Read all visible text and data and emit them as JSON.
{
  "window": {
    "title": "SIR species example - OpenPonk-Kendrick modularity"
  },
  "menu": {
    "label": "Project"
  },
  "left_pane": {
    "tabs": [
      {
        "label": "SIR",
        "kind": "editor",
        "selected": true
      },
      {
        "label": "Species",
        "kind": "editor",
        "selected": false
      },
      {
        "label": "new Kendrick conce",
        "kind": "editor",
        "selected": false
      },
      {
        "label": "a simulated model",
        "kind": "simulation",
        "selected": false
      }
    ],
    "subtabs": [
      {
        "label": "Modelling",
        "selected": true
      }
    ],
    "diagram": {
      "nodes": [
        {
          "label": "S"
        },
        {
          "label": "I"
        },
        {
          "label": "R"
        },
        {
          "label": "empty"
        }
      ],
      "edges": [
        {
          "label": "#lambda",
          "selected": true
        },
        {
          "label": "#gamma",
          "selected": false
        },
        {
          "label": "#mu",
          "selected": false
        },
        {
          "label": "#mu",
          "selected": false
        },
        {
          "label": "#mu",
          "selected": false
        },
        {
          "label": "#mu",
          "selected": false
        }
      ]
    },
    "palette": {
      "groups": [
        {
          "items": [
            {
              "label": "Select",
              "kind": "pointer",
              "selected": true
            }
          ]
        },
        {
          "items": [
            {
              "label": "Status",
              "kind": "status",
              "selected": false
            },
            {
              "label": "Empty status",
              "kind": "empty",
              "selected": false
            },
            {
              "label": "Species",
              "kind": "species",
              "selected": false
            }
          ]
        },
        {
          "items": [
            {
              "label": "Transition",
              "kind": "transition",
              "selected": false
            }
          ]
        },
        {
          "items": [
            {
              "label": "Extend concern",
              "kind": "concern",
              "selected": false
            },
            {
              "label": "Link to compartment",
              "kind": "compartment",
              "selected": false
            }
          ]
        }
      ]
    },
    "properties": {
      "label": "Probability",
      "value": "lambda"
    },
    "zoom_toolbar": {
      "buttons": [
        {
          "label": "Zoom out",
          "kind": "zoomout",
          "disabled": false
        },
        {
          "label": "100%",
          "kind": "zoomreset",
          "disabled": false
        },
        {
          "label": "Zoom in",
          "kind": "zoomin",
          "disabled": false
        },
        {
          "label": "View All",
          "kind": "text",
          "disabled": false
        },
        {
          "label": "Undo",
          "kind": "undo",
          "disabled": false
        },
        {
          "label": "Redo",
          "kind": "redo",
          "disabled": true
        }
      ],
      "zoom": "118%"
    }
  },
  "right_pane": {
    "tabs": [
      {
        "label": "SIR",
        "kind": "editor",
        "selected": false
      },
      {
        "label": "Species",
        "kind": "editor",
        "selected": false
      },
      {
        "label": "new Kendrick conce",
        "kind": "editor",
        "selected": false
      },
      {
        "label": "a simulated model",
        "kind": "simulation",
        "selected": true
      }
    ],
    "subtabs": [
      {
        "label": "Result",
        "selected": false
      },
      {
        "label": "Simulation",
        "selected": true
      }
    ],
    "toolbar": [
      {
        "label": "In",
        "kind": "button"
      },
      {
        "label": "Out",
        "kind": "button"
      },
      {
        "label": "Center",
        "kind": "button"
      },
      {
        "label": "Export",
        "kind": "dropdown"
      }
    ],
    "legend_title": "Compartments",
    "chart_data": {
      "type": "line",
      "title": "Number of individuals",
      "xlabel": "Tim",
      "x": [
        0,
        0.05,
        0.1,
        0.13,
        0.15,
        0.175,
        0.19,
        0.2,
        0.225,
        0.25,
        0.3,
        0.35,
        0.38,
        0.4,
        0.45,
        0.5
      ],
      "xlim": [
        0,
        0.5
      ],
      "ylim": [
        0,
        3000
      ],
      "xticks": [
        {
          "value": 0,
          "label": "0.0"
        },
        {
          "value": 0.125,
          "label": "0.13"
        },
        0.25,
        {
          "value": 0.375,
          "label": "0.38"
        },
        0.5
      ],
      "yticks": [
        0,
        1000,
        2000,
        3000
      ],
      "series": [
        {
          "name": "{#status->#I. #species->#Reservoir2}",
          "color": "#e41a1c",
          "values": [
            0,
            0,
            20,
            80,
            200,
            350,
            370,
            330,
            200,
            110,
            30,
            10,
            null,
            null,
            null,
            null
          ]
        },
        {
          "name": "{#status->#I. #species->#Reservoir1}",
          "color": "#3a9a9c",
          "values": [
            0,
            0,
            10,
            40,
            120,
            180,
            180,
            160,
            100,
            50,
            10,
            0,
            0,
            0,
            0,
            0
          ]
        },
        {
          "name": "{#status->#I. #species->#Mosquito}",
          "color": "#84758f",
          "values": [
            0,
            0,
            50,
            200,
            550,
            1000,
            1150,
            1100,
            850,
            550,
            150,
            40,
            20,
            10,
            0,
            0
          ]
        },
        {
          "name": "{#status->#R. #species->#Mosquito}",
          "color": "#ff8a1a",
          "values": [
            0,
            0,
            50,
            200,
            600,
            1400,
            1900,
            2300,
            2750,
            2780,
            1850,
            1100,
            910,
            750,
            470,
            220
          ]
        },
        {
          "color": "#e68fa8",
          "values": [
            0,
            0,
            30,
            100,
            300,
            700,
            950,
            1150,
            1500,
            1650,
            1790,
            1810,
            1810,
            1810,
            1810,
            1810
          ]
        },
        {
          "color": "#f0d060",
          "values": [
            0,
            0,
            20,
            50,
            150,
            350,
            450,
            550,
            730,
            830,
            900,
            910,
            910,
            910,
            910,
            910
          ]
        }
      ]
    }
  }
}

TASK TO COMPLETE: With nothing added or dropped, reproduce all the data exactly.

THE COMPLETED TASK:
Read all visible text and data and emit them as JSON.
{
  "window": {
    "title": "SIR species example - OpenPonk-Kendrick modularity"
  },
  "menu": {
    "label": "Project"
  },
  "left_pane": {
    "tabs": [
      {
        "label": "SIR",
        "kind": "editor",
        "selected": true
      },
      {
        "label": "Species",
        "kind": "editor",
        "selected": false
      },
      {
        "label": "new Kendrick conce",
        "kind": "editor",
        "selected": false
      },
      {
        "label": "a simulated model",
        "kind": "simulation",
        "selected": false
      }
    ],
    "subtabs": [
      {
        "label": "Modelling",
        "selected": true
      }
    ],
    "diagram": {
      "nodes": [
        {
          "label": "S"
        },
        {
          "label": "I"
        },
        {
          "label": "R"
        },
        {
          "label": "empty"
        }
      ],
      "edges": [
        {
          "label": "#lambda",
          "selected": true
        },
        {
          "label": "#gamma",
          "selected": false
        },
        {
          "label": "#mu",
          "selected": false
        },
        {
          "label": "#mu",
          "selected": false
        },
        {
          "label": "#mu",
          "selected": false
        },
        {
          "label": "#mu",
          "selected": false
        }
      ]
    },
    "palette": {
      "groups": [
        {
          "items": [
            {
              "label": "Select",
              "kind": "pointer",
              "selected": true
            }
          ]
        },
        {
          "items": [
            {
              "label": "Status",
              "kind": "status",
              "selected": false
            },
            {
              "label": "Empty status",
              "kind": "empty",
              "selected": false
            },
            {
              "label": "Species",
              "kind": "species",
              "selected": false
            }
          ]
        },
        {
          "items": [
            {
              "label": "Transition",
              "kind": "transition",
              "selected": false
            }
          ]
        },
        {
          "items": [
            {
              "label": "Extend concern",
              "kind": "concern",
              "selected": false
            },
            {
              "label": "Link to compartment",
              "kind": "compartment",
              "selected": false
            }
          ]
        }
      ]
    },
    "properties": {
      "label": "Probability",
      "value": "lambda"
    },
    "zoom_toolbar": {
      "buttons": [
        {
          "label": "Zoom out",
          "kind": "zoomout",
          "disabled": false
        },
        {
          "label": "100%",
          "kind": "zoomreset",
          "disabled": false
        },
        {
          "label": "Zoom in",
          "kind": "zoomin",
          "disabled": false
        },
        {
          "label": "View All",
          "kind": "text",
          "disabled": false
        },
        {
          "label": "Undo",
          "kind": "undo",
          "disabled": false
        },
        {
          "label": "Redo",
          "kind": "redo",
          "disabled": true
        }
      ],
      "zoom": "118%"
    }
  },
  "right_pane": {
    "tabs": [
      {
        "label": "SIR",
        "kind": "editor",
        "selected": false
      },
      {
        "label": "Species",
        "kind": "editor",
        "selected": false
      },
      {
        "label": "new Kendrick conce",
        "kind": "editor",
        "selected": false
      },
      {
        "label": "a simulated model",
        "kind": "simulation",
        "selected": true
      }
    ],
    "subtabs": [
      {
        "label": "Result",
        "selected": false
      },
      {
        "label": "Simulation",
        "selected": true
      }
    ],
    "toolbar": [
      {
        "label": "In",
        "kind": "button"
      },
      {
        "label": "Out",
        "kind": "button"
      },
      {
        "label": "Center",
        "kind": "button"
      },
      {
        "label": "Export",
        "kind": "dropdown"
      }
    ],
    "legend_title": "Compartments",
    "chart_data": {
      "type": "line",
      "title": "Number of individuals",
      "xlabel": "Tim",
      "x": [
        0,
        0.05,
        0.1,
        0.13,
        0.15,
        0.175,
        0.19,
        0.2,
        0.225,
        0.25,
        0.3,
        0.35,
        0.38,
        0.4,
        0.45,
        0.5
      ],
      "xlim": [
        0,
        0.5
      ],
      "ylim": [
        0,
        3000
      ],
      "xticks": [
        {
          "value": 0,
          "label": "0.0"
        },
        {
          "value": 0.125,
          "label": "0.13"
        },
        0.25,
        {
          "value": 0.375,
          "label": "0.38"
        },
        0.5
      ],
      "yticks": [
        0,
        1000,
        2000,
        3000
      ],
      "series": [
        {
          "name": "{#status->#I. #species->#Reservoir2}",
          "color": "#e41a1c",
          "values": [
            0,
            0,
            20,
            80,
            200,
            350,
            370,
            330,
            200,
            110,
            30,
            10,
            null,
            null,
            null,
            null
          ]
        },
        {
          "name": "{#status->#I. #species->#Reservoir1}",
          "color": "#3a9a9c",
          "values": [
            0,
            0,
            10,
            40,
            120,
            180,
            180,
            160,
            100,
            50,
            10,
            0,
            0,
            0,
            0,
            0
          ]
        },
        {
          "name": "{#status->#I. #species->#Mosquito}",
          "color": "#84758f",
          "values": [
            0,
            0,
            50,
            200,
            550,
            1000,
            1150,
            1100,
            850,
            550,
            150,
            40,
            20,
            10,
            0,
            0
          ]
        },
        {
          "name": "{#status->#R. #species->#Mosquito}",
          "color": "#ff8a1a",
          "values": [
            0,
            0,
            50,
            200,
            600,
            1400,
            1900,
            2300,
            2750,
            2780,
            1850,
            1100,
            910,
            750,
            470,
            220
          ]
        },
        {
          "color": "#e68fa8",
          "values": [
            0,
            0,
            30,
            100,
            300,
            700,
            950,
            1150,
            1500,
            1650,
            1790,
            1810,
            1810,
            1810,
            1810,
            1810
          ]
        },
        {
          "color": "#f0d060",
          "values": [
            0,
            0,
            20,
            50,
            150,
            350,
            450,
            550,
            730,
            830,
            900,
            910,
            910,
            910,
            910,
            910
          ]
        }
      ]
    }
  }
}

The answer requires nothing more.